The Canary Islands will not raise taxes or lower public spending to face the crisis
The Vice President of the Government of the Canary Islands and Minister of the Treasury, Román Rodríguez, has guaranteed today (Tuesday), that the regional government will not raise taxes or lower public spending to face the economic crisis derived from the coronavirus pandemic.
"We can resist this critical moment. We are going to keep it through thick and thin,” he said stressing that the “savings” of 4 billion euros accumulated by the public institutions of the islands will be used, aid from the European Union and the central government will be “fought over” and they will go into debt if necessary.
On this point, he explained that the calculations of the autonomous community, will go through a "moderate indebtedness” of around 500 million euros annually between 2021 and 2023, which equates to 1.5% of the Canary Islands GDP, although it has shown great confidence in the use of the surplus of the Canarian administrations. "Well managed and administered funds may be the solution," he said.
He added that they are not going to "reduce public spending by a single euro" because the health crisis "is not yet resolved.”
"We are going to see how we handle ourselves because a second wave would be deadly for the economy and re-confinement is not ruled out," he commented in reference to the outbreaks that are emerging in various parts of the mainland.

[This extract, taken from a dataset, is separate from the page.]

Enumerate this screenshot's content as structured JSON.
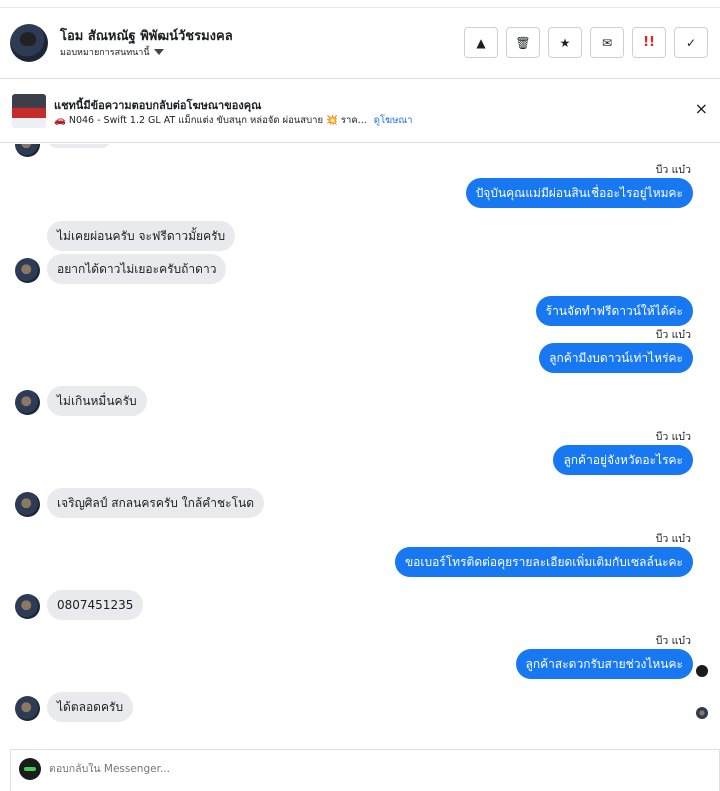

Rodríguez has predicted that the fall in GDP in Spain will reach 13% this year, and in the Canary Islands it will be around 20%, but he insisted that taxation will not be touched until the crisis is over, which “will last three years”, including the inheritance and gift tax, which will continue as already passed in the autonomous budget law.